KOSUNG, North Korea — From behind ice-fogged windows, a busload of South Korean tourists stares in amazement at a scene of impoverished village life.
Children glide over a frozen pond on crude skates made from blocks of wood. An oxcart lumbers slowly down an unpaved road. Young soldiers stand stoically on the roadside trying not to shiver in thin army jackets cinched tight around wasp-slender waists.
The tour guide apologizes through the microphone. No, they are not allowed off the bus to talk to the North Korean villagers. No, they cannot take photographs, and in fact the curtains of the bus are tied back to discourage the tourists from concealing a camera beneath the folds.
"It is so frustrating. I feel a pain seeing those people living in poverty. I see the children and I want to cry. But we can't talk to them, we can't do anything to help," said one of the tourists, Park Joung Ja, a 35-year-old secretary.
Three years ago, a bold venture was launched to bring South Koreans to the north for the first time in half a century. The idea behind the cruises to Mt. Kumgang, a breathtaking peak on North Korea's eastern coast, was that tourism could foster a gradual reconciliation between the estranged Koreas.

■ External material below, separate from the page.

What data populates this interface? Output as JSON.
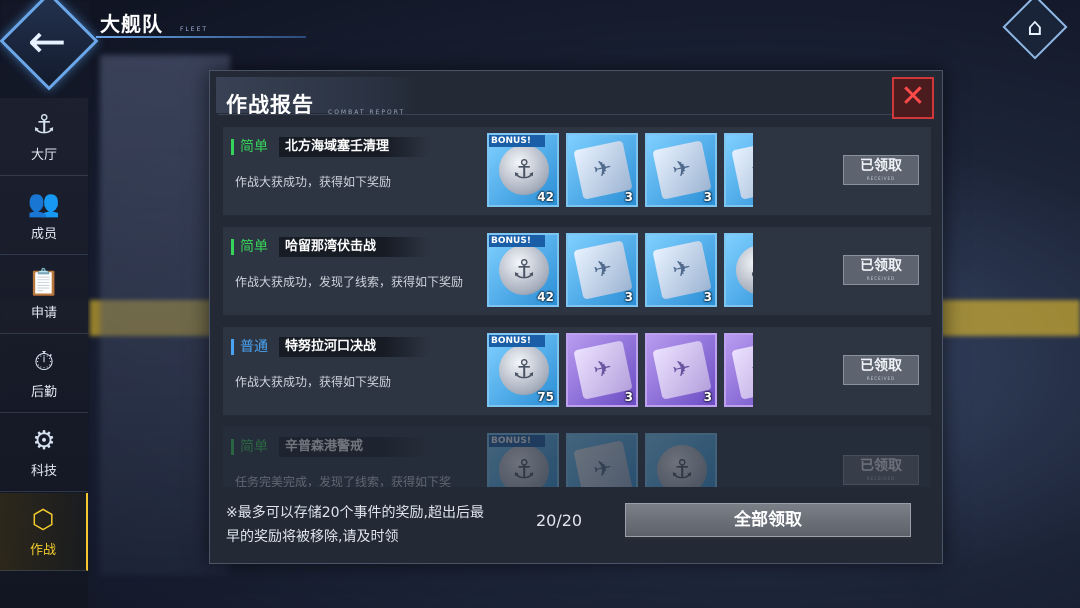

But bringing tourists to this isolated country has proved even more difficult than expected, and the project looks as if it could go down in history as a failed, if noble, experiment. Hyundai, the South Korean conglomerate that runs the tours, is threatening to cancel the project next month if business doesn't improve.
About 430,000 South Koreans have visited North Korea under the tours since 1998, an impressive number but well short of the 500,000 a year projected at the outset. The declining interest coincides with a stalemate in the rapprochement between North and South Korea. The giddy optimism that followed South Korean President Kim Dae Jung's landmark visit to North Korea last year has given way to impatience and frustration.
Negotiations over economic cooperation and reunions of separated families have broken off. Kim's "sunshine policy" of reconciliation is coming under harsh criticism from conservative political opponents.
"The pace of tourism depends on diplomatic relations, and relations right now are frozen," said Jang Whan Bin, a director of Hyundai Asan, the subsidiary sponsoring the tourism project.
North Korea has balked at fulfilling a promise to open a land route through the demilitarized zone separating the north and south. As a result, tourists have to take an expensive and circuitous journey by boat to reach Mt. Kumgang. The North Koreans also have turned down repeated requests to allow tourists inside their villages, and have erected concrete barriers to make it more difficult for visitors to peer in at them from the tour buses. Many tourists bristle at myriad regulations and restrictions. Among the items banned on the trips are cameras with telephoto lenses, binoculars, books with any political content and South Korean currency.
Tour's Finances Are a Source of Contention
The tours that were designed to promote reconciliation have become a source of contention.
North Korea, whose beleaguered Communist regime badly needs hard currency, is angry that cash-strapped Hyundai hasn't paid up on more than $24 million in fees.
The South Korean national tourism organization pumped $35 million into the Kumgang project over the summer, a move that angered South Korean conservatives, who say taxpayer money shouldn't be squandered on a nonviable project that is propping up Pyongyang.
With fewer than 2,000 tourists a month now signed up, Hyundai has cut its cruise schedule to less than a boat a week, and it might suspend the tours indefinitely if there aren't more bookings.
The boats depart at noon from the South Korean port of Sokcho and sail for Kosung, a North Korean port 35 miles away. But because the North Koreans don't want their coastline watched, the boat must head out toward Japan into international waters and then double back, dragging what would otherwise be a one-hour jaunt into five hours.
To pass the time, Hyundai shows the tourists a chilling film warning of the rules of the game. They are forbidden to photograph any North Koreans, to try to give them money or letters or to discuss any topic related to politics. (It's OK to photograph the mountain but not the coastline). While hiking on Mt. Kumgang, they are not allowed to spit, smoke, urinate, or pick up flowers or pebbles because of strict North Korean environmental protection regulations. (In the next breath, the Hyundai guide warns the tourists not to comment on the obvious irony: There are huge inscriptions on the rocks of Mt. Kumgang extolling North Korea's late "Great Leader" Kim Il Sung.)
"You are meeting your brothers for the first time in 50 years, so make sure you don't criticize their way of living," warns a Hyundai guide, 22-year-old Kim Kang Kyung.